Overview: Employee terminations are restricted for certain reasons or without proper procedures. While Title VII of the federal Civil Rights Act prohibits termination which discriminates against protected classes of workers, state law can be more expansive in creating classes of workers who are eligible for such protections, shielding employees who are not covered by federal law. Similarly, some states have broader restrictions against retaliatory terminations for certain types of protected activities, like filing workers' compensation claims and for blowing the whistle on unlawful or wasteful practices in the workplace.
Federal and state law also requires employers to utilize notification procedures when they plan to lay off large numbers of employees or close an entire facility. The federal WARN Act sets the minimum standard for covered employers, but some states impose even stricter requirements on employers based on the number of employees they plan to discharge.

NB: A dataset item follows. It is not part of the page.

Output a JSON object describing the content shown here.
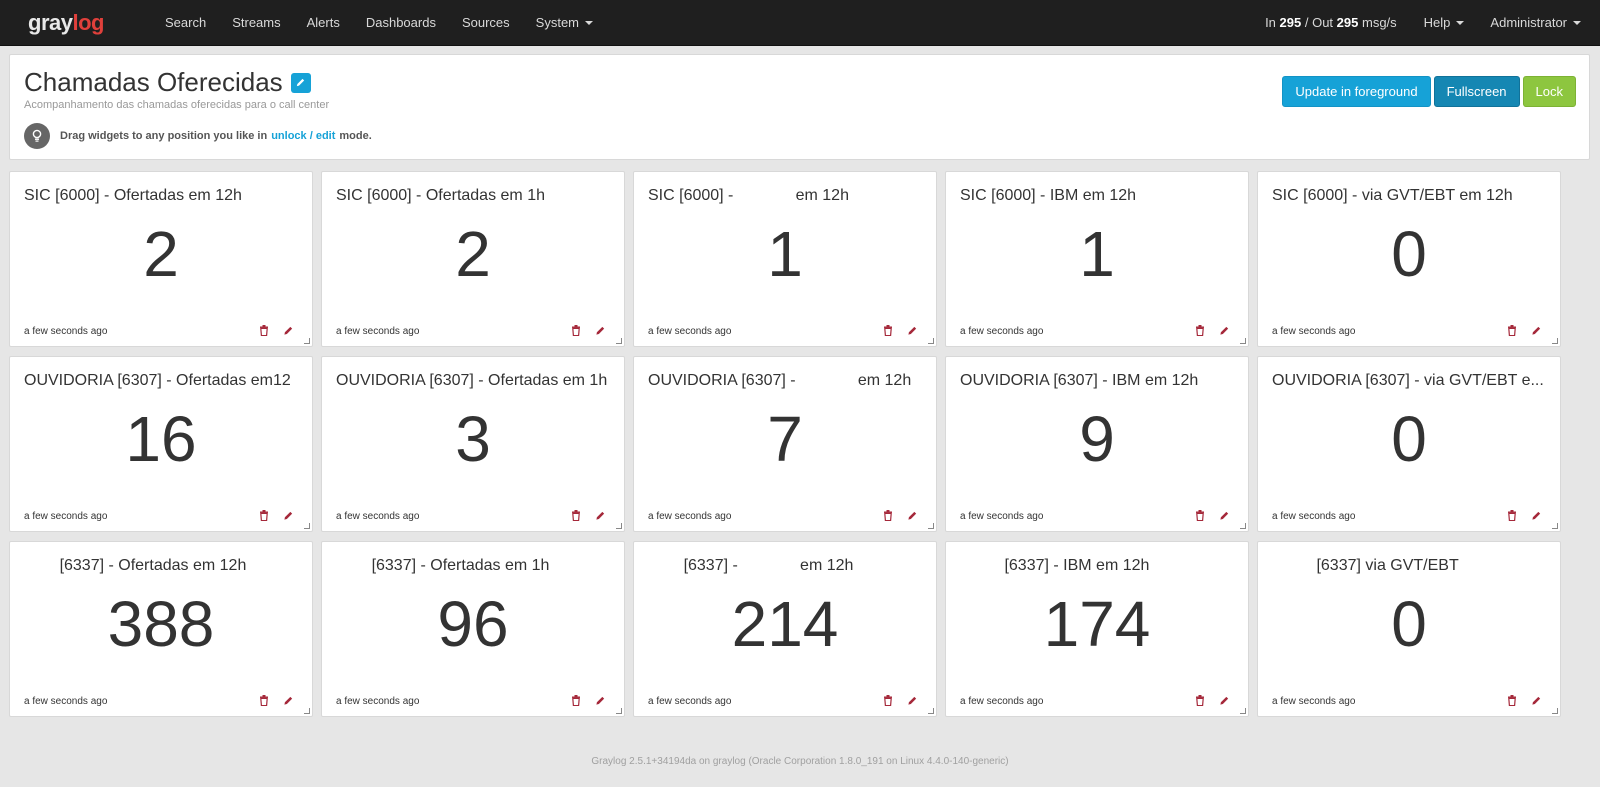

Employees leave a company for other reasons as well, through retirement and resignations, some of which can be viewed as forced resignations or constructive discharges. Exit interviews and managing the exit process should be handled consistently and in compliance with federal and state law.
Trends: Employers are increasingly gravitating toward severance packages for employees terminated involuntarily in exchange for waivers or releases of claims against the employer. With these systems in place, employers can preemptively eliminate post-termination threats by providing outgoing employees with something of value. Employers must be prudent, however, in ensuring that such termination agreements are enforceable by crafting agreements in easily digestible language, providing valuable consideration in exchange for waivers and fully documenting the exchange.

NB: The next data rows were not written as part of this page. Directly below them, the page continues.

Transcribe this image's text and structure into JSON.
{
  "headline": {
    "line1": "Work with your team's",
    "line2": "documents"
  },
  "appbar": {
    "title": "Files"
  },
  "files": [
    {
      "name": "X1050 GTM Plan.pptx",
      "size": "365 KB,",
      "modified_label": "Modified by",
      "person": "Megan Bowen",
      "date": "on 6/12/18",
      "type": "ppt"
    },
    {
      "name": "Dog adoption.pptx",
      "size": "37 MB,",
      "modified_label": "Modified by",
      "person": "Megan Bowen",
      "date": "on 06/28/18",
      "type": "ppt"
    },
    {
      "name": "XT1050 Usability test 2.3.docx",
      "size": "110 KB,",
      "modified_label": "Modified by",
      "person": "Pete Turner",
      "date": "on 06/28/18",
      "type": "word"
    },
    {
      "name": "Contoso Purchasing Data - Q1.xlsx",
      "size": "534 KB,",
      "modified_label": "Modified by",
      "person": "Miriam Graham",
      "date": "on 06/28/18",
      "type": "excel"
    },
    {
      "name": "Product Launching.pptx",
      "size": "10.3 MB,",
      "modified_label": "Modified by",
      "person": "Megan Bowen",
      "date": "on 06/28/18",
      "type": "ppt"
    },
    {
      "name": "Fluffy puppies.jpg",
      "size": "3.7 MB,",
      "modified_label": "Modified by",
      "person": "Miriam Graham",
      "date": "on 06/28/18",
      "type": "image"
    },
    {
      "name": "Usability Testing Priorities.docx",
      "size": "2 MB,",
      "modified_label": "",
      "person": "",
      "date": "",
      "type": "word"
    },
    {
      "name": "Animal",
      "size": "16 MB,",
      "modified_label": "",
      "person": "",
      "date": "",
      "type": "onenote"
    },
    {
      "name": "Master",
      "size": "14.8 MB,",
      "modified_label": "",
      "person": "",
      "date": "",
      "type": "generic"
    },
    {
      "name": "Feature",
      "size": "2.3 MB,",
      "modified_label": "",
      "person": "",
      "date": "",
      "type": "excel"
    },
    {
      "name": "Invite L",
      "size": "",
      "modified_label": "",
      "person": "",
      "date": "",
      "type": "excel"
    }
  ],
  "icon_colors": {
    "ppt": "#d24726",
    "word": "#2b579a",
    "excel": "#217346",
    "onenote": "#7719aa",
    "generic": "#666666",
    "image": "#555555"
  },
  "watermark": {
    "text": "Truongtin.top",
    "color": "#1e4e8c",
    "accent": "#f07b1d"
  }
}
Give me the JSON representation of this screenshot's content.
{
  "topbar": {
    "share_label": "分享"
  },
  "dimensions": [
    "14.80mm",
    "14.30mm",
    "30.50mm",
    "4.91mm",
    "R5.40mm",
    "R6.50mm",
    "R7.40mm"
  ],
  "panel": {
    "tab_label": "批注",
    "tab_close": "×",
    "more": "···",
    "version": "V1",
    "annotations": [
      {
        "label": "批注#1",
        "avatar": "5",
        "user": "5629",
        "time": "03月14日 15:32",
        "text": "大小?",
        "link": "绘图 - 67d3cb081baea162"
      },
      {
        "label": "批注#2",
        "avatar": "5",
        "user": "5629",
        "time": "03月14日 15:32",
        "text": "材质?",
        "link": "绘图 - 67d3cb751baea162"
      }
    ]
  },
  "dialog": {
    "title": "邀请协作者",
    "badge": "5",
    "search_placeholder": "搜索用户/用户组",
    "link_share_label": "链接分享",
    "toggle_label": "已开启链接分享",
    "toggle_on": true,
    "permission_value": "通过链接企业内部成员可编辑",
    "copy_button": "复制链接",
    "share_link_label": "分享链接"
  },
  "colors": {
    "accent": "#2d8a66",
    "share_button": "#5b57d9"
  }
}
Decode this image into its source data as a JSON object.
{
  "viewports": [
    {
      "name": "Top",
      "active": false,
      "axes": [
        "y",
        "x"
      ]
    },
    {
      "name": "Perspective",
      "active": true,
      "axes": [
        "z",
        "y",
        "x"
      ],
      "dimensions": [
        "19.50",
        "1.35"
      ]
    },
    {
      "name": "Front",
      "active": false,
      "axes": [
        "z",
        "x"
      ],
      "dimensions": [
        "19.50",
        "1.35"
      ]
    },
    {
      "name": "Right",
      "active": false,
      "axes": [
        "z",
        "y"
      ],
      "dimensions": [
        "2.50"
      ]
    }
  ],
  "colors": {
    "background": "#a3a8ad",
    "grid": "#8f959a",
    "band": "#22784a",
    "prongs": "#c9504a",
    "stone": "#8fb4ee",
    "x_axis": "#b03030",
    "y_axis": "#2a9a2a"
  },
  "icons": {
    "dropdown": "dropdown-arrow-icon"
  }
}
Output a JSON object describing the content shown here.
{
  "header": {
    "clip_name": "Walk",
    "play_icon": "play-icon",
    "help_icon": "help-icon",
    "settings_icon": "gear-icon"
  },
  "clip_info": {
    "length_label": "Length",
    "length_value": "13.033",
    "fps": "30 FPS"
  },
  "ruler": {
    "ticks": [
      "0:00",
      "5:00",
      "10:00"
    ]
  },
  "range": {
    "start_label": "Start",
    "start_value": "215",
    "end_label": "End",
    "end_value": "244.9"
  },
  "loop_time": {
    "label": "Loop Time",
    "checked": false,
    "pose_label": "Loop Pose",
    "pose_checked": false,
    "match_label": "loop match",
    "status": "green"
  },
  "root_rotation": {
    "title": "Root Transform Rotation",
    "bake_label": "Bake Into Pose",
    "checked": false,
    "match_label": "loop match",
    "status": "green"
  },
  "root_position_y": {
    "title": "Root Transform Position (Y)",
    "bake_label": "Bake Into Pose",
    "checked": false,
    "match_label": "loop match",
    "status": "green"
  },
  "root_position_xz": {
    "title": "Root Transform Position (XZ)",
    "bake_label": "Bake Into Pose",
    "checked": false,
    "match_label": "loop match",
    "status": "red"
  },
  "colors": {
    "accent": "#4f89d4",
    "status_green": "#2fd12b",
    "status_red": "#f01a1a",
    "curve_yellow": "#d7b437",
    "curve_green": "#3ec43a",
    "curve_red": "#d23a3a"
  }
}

Author: Michael Jacobson, JD, Legal Editor
Updated to include information on Cuevas v. Wentworth Group, which relates to the use of expert testimony as proof in certain claims for emotional distress.
Updated to include information on Capeggi v. Arche, Inc., which clarified requirements for valid, written employment contracts as opposed to at-will employment.
Updated to reflect a forthcoming law restricting forum selection clauses relevant to employee terminations.
Updated to reflect IRS final regulations defining 'spouse' for federal tax and benefits purposes.
An employer must file this form with the Georgia Department of Labor within 48 hours following a mass separation of 25 or more employees in one establishment on the same day for the same reason (other than a labor dispute).
An employer must file this form with the Georgia Department of Labor, in conjunction with DOL 402, within 48 hours following a mass separation of 25 or more employees in one establishment on the same day for the same reason (other than a labor dispute).
Outside of mass terminations, an employer must provide all separated employees with this form on the employee's last day of work or must mail it to the employee within three days.
The Securities and Exchange Commission (SEC) has issued a cease and desist order targeting provisions in severance agreements that limit an employee's ability to cash in on a whistleblower award.
Updated to include information on Gerardot v. Life Care Centers of America, which concerns wrongful termination in violation of public policy.
Updated to reflect amendments to the severance pay and 'mass layoff' requirements, effective July 29, 2016.
Guidance for HR on understanding and complying with federal and state law regarding legal and fair employee terminations.